“It is imperative to note that conditions such as concussion, hypoglycaemia, dehydration…etc’ can cause sudden collapse on the pitch but they rarely lead to death”, Dr. Pambo explained.
Perusing through available statistics, he concluded that Nigeria has the highest incidence of sudden cardiac deaths.
“The simple reason being that Nigeria has a high population and also a vibrant sports nation. There are triggers to these deaths…but most of them just happen without any triggers.”
He explained cardiac arrest as a phenomenon where the electrical system of the heart is thrown into disarray leading to an uncoordinated beating of the heart.
“The heart is therefore unable to pump blood as it’s supposed to, leading to a cessation.”

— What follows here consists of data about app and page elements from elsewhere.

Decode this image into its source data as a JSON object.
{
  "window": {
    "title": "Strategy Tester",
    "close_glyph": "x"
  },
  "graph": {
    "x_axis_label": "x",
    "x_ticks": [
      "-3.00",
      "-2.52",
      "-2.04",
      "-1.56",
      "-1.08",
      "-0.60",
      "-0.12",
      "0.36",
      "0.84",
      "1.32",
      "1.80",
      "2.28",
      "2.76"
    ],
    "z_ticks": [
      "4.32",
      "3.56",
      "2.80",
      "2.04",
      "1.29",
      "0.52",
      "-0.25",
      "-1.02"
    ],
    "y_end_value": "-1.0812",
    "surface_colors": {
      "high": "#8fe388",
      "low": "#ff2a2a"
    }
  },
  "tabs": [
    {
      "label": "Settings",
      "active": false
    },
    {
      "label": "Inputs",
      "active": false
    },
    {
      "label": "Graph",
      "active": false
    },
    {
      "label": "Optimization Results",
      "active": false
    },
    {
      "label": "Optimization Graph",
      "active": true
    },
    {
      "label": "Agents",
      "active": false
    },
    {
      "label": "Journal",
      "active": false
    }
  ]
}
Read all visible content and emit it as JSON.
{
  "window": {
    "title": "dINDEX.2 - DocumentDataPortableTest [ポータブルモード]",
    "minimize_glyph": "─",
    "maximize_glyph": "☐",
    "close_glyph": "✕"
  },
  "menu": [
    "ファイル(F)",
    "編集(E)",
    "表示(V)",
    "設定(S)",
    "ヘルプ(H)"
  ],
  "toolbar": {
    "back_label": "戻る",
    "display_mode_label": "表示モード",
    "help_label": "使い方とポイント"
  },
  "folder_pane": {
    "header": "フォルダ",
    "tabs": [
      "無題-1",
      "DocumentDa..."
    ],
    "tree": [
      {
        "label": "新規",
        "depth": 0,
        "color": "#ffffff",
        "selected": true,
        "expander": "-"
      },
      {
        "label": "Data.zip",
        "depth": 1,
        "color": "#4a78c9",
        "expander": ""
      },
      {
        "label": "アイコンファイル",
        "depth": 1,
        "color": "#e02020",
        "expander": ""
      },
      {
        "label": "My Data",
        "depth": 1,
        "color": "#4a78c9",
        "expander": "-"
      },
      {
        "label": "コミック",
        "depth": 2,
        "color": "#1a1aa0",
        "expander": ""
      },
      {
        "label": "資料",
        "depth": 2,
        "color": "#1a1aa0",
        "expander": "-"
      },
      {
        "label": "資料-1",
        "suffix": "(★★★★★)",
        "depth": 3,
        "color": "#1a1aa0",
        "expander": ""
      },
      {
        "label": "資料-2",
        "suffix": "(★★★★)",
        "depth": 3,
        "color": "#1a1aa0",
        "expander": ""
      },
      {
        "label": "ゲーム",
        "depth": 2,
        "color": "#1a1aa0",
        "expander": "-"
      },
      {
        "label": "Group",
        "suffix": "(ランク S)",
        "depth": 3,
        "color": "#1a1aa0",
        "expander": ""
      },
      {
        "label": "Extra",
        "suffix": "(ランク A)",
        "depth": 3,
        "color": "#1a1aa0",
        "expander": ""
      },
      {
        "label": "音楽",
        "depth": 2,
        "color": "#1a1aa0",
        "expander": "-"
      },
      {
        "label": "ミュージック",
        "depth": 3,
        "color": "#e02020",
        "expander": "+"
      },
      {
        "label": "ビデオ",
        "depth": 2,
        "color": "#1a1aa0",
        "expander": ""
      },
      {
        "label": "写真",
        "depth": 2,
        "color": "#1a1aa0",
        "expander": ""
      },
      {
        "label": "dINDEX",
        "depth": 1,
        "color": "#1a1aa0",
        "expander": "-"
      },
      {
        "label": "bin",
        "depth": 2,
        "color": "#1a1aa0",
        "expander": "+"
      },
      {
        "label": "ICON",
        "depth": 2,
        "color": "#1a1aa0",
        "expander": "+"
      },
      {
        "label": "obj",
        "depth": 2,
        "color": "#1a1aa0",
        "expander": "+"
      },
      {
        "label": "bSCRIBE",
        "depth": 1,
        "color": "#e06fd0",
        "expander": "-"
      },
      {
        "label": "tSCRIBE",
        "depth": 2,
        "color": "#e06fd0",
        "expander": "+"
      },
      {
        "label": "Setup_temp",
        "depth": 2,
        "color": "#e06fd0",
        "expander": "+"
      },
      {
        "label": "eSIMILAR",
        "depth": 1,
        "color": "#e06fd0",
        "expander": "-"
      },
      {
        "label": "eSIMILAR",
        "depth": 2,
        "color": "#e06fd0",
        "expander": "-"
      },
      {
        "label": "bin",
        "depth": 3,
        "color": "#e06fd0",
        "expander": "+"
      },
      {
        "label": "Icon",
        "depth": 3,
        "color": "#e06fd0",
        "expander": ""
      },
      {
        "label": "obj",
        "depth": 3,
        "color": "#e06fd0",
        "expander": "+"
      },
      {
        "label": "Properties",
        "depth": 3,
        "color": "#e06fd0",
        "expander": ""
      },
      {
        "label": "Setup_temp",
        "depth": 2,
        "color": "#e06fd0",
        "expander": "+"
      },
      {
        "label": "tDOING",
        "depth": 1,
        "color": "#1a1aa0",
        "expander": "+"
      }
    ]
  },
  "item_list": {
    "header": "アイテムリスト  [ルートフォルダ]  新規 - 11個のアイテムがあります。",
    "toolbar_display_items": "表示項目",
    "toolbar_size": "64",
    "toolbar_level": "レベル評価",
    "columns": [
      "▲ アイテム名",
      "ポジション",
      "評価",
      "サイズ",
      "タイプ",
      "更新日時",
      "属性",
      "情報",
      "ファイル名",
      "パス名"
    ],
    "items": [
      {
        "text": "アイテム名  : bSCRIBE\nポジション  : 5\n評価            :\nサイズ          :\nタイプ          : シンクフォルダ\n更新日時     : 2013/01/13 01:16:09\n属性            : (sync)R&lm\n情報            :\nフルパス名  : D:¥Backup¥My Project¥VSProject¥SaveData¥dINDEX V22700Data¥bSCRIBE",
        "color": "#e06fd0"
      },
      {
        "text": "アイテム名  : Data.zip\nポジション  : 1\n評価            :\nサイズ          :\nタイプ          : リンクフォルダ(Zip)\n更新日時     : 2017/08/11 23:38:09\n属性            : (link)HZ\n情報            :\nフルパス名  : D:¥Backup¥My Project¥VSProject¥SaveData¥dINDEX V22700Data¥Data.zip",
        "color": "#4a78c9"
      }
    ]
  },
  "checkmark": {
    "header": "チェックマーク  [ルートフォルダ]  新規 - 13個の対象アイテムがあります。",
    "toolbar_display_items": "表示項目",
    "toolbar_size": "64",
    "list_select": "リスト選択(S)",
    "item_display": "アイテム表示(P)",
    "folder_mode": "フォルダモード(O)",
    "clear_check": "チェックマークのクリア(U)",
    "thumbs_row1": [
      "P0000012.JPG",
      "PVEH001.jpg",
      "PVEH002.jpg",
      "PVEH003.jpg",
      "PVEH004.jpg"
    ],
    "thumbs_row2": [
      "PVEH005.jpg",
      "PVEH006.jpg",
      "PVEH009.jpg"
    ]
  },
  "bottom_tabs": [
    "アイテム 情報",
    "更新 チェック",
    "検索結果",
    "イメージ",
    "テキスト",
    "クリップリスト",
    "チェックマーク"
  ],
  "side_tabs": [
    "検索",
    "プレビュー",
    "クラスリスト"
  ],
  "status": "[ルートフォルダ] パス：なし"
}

He also differentiated cardiac arrest from heart attack which is a circulatory problem. According to Dr. Pambo who is also a CAF sports medicine instructor, FIFA National Project leader for football for health and team physician for Ghana’s Black Stars Team B, “in heart attack there is a blocking of blood flow in the blood vessels ultimately leading to arrest.”
He explained further that “heart attacks are not as sudden as cardiac arrest”. Dr. Pembo explained that heart attack gives warning signs such as chest pain, difficulty in breathing, dizziness and so on.
“Cardiac arrest warning signs are extremely similar to those of heart attack, but the signs are immediately followed by a sudden collapse. Unfortunately for most people, the first sign is actually a collapse”.
He also spoke of possible genetic link. “The statistics lay more occurrences on blacks because their hearts especially West Africans have an exaggerated adaptation to physical activity. They have much thicker heart walls which tends to mimic cardiomyopathy.
“Therefore during screening it is difficult to even distinguish HCM from a normal African adaptation. Also, for most black players, the first time they get screened is when they’re invited to the national teams. At that stage, it is extremely difficult to advise people to give up sports.
“In the case of ‘whites’, they do screening at an early age which makes it easier to identify children with risk factors and then advise them to give up sports entirely.
“As much as these medical conditions cannot be eradicated, it’s important for stakeholders to place a lot of emphasis on pre season medical screening, improve resuscitation skills, and also acquire modern life saving equipment.”
On prevention, Dr. Pambo remarked that the first step will be a well detailed report of the player’s medical history. He advised that certain questions should be examined: “Does he get tired easily when playing? Does dizziness occur? Any family history of sudden death?
“From history we do an ECG to assess cardiac function. We progress to do an ECHO or Cardiac MRI. All these investigations should help diagnose cardiomyopathy easily.”
He also advised on exercising the body. “As much as exercise is good for the heart, any one diagnosed with any heart condition should not exercise without consulting a doctor as not all exercises are helpful.